─── RECORDED DATA
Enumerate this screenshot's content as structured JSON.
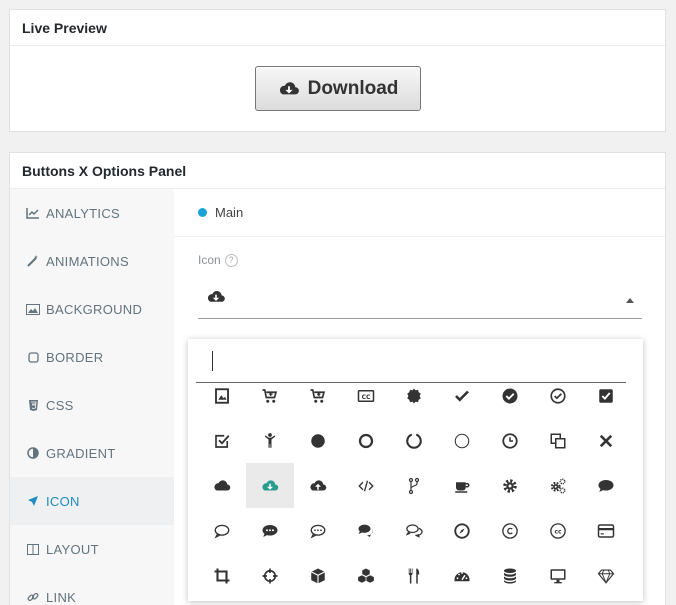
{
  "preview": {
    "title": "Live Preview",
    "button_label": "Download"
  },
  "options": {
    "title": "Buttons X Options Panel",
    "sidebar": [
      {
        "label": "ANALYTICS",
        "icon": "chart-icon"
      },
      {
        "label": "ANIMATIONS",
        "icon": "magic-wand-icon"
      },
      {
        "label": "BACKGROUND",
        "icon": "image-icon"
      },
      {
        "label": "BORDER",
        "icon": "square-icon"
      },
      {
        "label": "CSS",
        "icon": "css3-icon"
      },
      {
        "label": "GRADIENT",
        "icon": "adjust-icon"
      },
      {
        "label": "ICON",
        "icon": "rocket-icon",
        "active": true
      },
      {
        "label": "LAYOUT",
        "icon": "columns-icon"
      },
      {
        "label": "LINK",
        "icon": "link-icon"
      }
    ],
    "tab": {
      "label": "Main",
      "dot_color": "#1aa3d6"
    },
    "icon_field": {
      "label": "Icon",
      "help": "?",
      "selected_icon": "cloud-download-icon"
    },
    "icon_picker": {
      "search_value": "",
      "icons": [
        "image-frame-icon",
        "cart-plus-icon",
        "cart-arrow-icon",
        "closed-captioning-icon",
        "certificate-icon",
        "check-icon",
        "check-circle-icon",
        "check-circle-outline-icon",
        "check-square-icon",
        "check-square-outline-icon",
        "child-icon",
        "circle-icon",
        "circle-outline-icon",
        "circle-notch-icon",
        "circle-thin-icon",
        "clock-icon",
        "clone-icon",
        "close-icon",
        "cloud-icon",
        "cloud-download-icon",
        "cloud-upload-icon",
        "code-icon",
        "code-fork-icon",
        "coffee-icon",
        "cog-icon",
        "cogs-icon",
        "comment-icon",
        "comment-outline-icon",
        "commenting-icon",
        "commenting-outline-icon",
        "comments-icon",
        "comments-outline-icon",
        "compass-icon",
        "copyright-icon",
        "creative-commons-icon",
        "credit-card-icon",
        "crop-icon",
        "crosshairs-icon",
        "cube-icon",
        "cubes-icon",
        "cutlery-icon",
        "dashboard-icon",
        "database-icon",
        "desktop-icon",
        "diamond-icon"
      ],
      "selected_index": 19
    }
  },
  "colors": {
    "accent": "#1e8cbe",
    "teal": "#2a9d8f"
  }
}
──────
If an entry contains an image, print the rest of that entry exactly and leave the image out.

Enumerate this screenshot's content as structured JSON.
{
  "preview": {
    "title": "Live Preview",
    "button_label": "Download"
  },
  "options": {
    "title": "Buttons X Options Panel",
    "sidebar": [
      {
        "label": "ANALYTICS",
        "icon": "chart-icon"
      },
      {
        "label": "ANIMATIONS",
        "icon": "magic-wand-icon"
      },
      {
        "label": "BACKGROUND",
        "icon": "image-icon"
      },
      {
        "label": "BORDER",
        "icon": "square-icon"
      },
      {
        "label": "CSS",
        "icon": "css3-icon"
      },
      {
        "label": "GRADIENT",
        "icon": "adjust-icon"
      },
      {
        "label": "ICON",
        "icon": "rocket-icon",
        "active": true
      },
      {
        "label": "LAYOUT",
        "icon": "columns-icon"
      },
      {
        "label": "LINK",
        "icon": "link-icon"
      }
    ],
    "tab": {
      "label": "Main",
      "dot_color": "#1aa3d6"
    },
    "icon_field": {
      "label": "Icon",
      "help": "?",
      "selected_icon": "cloud-download-icon"
    },
    "icon_picker": {
      "search_value": "",
      "icons": [
        "image-frame-icon",
        "cart-plus-icon",
        "cart-arrow-icon",
        "closed-captioning-icon",
        "certificate-icon",
        "check-icon",
        "check-circle-icon",
        "check-circle-outline-icon",
        "check-square-icon",
        "check-square-outline-icon",
        "child-icon",
        "circle-icon",
        "circle-outline-icon",
        "circle-notch-icon",
        "circle-thin-icon",
        "clock-icon",
        "clone-icon",
        "close-icon",
        "cloud-icon",
        "cloud-download-icon",
        "cloud-upload-icon",
        "code-icon",
        "code-fork-icon",
        "coffee-icon",
        "cog-icon",
        "cogs-icon",
        "comment-icon",
        "comment-outline-icon",
        "commenting-icon",
        "commenting-outline-icon",
        "comments-icon",
        "comments-outline-icon",
        "compass-icon",
        "copyright-icon",
        "creative-commons-icon",
        "credit-card-icon",
        "crop-icon",
        "crosshairs-icon",
        "cube-icon",
        "cubes-icon",
        "cutlery-icon",
        "dashboard-icon",
        "database-icon",
        "desktop-icon",
        "diamond-icon"
      ],
      "selected_index": 19
    }
  },
  "colors": {
    "accent": "#1e8cbe",
    "teal": "#2a9d8f"
  }
}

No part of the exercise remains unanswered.